> [PROBLEM STATEMENT] If a line in the listing below includes the word "flashlight", pick it out.

> [EXERCISE MATERIAL]
──────────────────────────────
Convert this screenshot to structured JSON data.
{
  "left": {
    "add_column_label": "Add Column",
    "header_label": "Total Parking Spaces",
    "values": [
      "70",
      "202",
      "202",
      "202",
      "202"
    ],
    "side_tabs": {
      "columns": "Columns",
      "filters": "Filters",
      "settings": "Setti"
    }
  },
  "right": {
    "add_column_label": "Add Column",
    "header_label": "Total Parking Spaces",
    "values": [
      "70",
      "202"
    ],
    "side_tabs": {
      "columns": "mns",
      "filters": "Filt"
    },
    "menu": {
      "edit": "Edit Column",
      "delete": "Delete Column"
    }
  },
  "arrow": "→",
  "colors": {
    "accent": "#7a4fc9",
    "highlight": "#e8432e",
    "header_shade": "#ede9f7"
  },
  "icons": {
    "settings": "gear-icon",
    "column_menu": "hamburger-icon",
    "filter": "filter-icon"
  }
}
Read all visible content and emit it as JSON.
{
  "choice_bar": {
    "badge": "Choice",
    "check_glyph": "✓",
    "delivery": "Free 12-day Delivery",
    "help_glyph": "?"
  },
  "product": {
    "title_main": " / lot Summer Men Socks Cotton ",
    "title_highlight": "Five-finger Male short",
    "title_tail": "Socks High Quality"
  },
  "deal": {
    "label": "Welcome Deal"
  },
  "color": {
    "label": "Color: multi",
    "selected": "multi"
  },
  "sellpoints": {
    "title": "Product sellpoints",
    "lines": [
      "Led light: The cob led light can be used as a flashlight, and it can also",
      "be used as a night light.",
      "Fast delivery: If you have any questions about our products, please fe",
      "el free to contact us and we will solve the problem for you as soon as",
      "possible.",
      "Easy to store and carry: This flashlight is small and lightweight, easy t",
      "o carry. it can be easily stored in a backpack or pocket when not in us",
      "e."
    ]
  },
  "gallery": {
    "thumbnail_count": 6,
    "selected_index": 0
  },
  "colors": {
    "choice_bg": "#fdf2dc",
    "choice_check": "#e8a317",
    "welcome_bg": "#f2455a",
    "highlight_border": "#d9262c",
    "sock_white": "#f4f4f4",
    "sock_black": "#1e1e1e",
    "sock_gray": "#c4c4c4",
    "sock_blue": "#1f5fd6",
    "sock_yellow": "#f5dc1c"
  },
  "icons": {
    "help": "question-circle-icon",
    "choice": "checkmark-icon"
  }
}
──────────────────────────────
> [RESULT OF THIS TASK]
      "Led light: The cob led light can be used as a flashlight, and it can also",
      "Easy to store and carry: This flashlight is small and lightweight, easy t",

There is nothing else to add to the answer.